Wiener-Dog is a broadly cynical black-comedy-without-the-comedy, four short portraits anchored by the steady presence of the titular dachshund. There are some hints of continuation between these mini-stories, but it is never entirely clear whether the dog is meant to be the same one throughout. Gerwig appears in the second vignette of the four, playing a veterinary nurse who absconds with the dog and later, after an awkward chance encounter with a former schoolmate, spontaneously accompanies him on a road trip with an unclear purpose.
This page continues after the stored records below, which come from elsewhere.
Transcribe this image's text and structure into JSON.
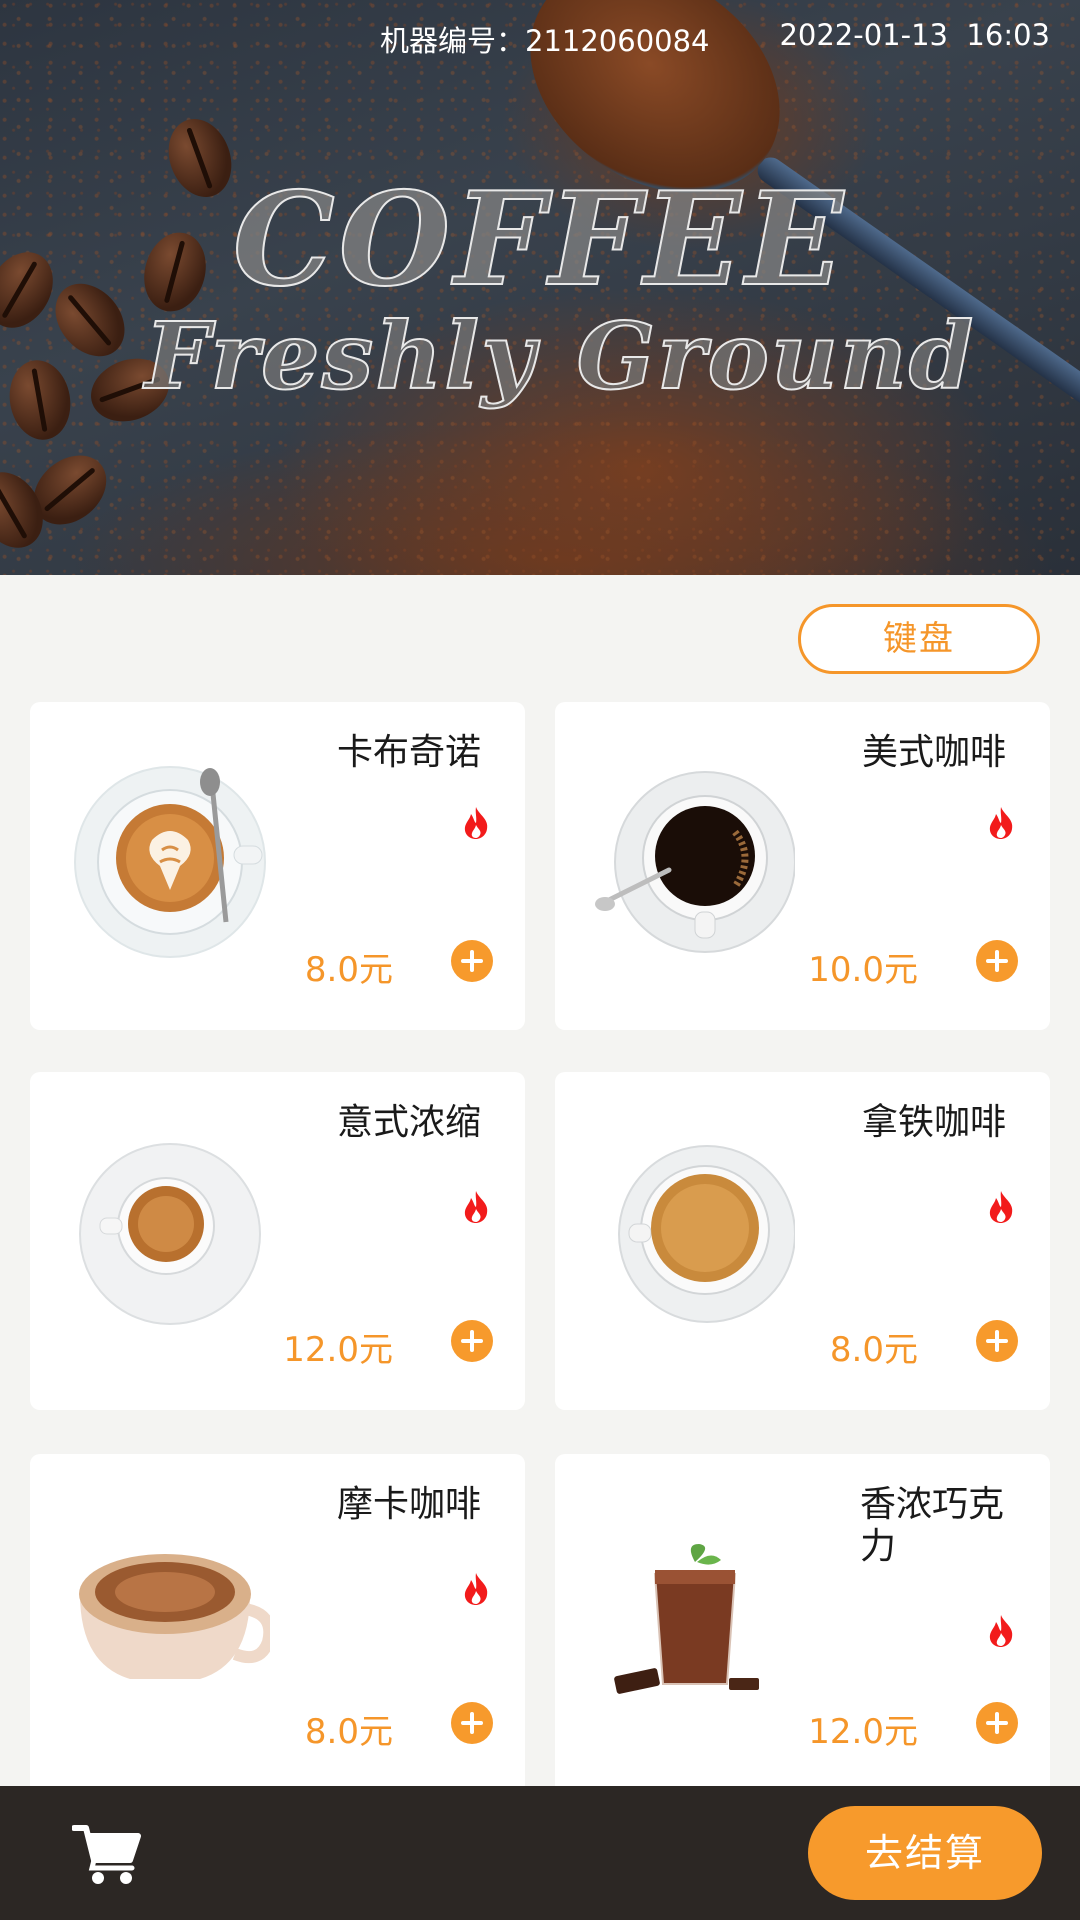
{
  "header": {
    "machine_id": "机器编号：2112060084",
    "datetime": "2022-01-13  16:03",
    "banner_title": "COFFEE",
    "banner_subtitle_1": "Freshly",
    "banner_subtitle_2": "Ground"
  },
  "keyboard_label": "键盘",
  "accent_color": "#f5962a",
  "products": [
    {
      "name": "卡布奇诺",
      "price": "8.0元",
      "hot": true,
      "icon": "cappuccino-cup"
    },
    {
      "name": "美式咖啡",
      "price": "10.0元",
      "hot": true,
      "icon": "americano-cup"
    },
    {
      "name": "意式浓缩",
      "price": "12.0元",
      "hot": true,
      "icon": "espresso-cup"
    },
    {
      "name": "拿铁咖啡",
      "price": "8.0元",
      "hot": true,
      "icon": "latte-cup"
    },
    {
      "name": "摩卡咖啡",
      "price": "8.0元",
      "hot": true,
      "icon": "mocha-cup"
    },
    {
      "name": "香浓巧克力",
      "price": "12.0元",
      "hot": true,
      "icon": "chocolate-glass"
    }
  ],
  "footer": {
    "checkout_label": "去结算",
    "cart_icon": "shopping-cart-icon"
  }
}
Solondz plays with expectations in an interesting way here, but it's hard to know what to take away from it. The same applies to the other three stories, and despite some excellent individual performances—Julie Delpy's absurdly insensitive mother, Danny DeVito's moribund academic, Ellen Burstyn's embittered grandma—the whole felt incoherent and oddly superficial. And this is not a dog-lover's movie, no matter how much it may look like one from the outside.

By contrast, Maggie's Plan is a cerebral but very human romantic comedy, with Gerwig in the title role. Maggie, an academic, has no partner but wants a child, and plans to get pregnant using a donor. This is complicated by a chance meeting with John—“one of the bad boys of ficto-critical anthropology”—which quickly develops into an affair. John leaves his self-absorbed wife, he marries Maggie and they have a child, but the reality of married life turns out not to be what she had hoped for. There is a lot to like in this film, starting with the tropes that it carefully avoids. Nobody is a caricature, either perfect or evil; the comic moments don't feel too slapstick or distract from the story; and, importantly, the children caught in this love triangle are key characters, not just part of the furniture. In fact the character with the least agency feels like John—played with impressive understatement by Ethan Hawke—who seems to cede his decision-making to Maggie and his ex-wife, both willingly and otherwise. The feminist perspective is clear, but writer-director Miller isn't belligerent with John or the audience.

So, we have two very different views of people. Solondz's characters are disingenuous, bitter and hypocritical; Miller's are complex and flawed but well-meaning and intelligent. Which view you relate to better may just be a question of your experiences, but for me Maggie's Plan rang true.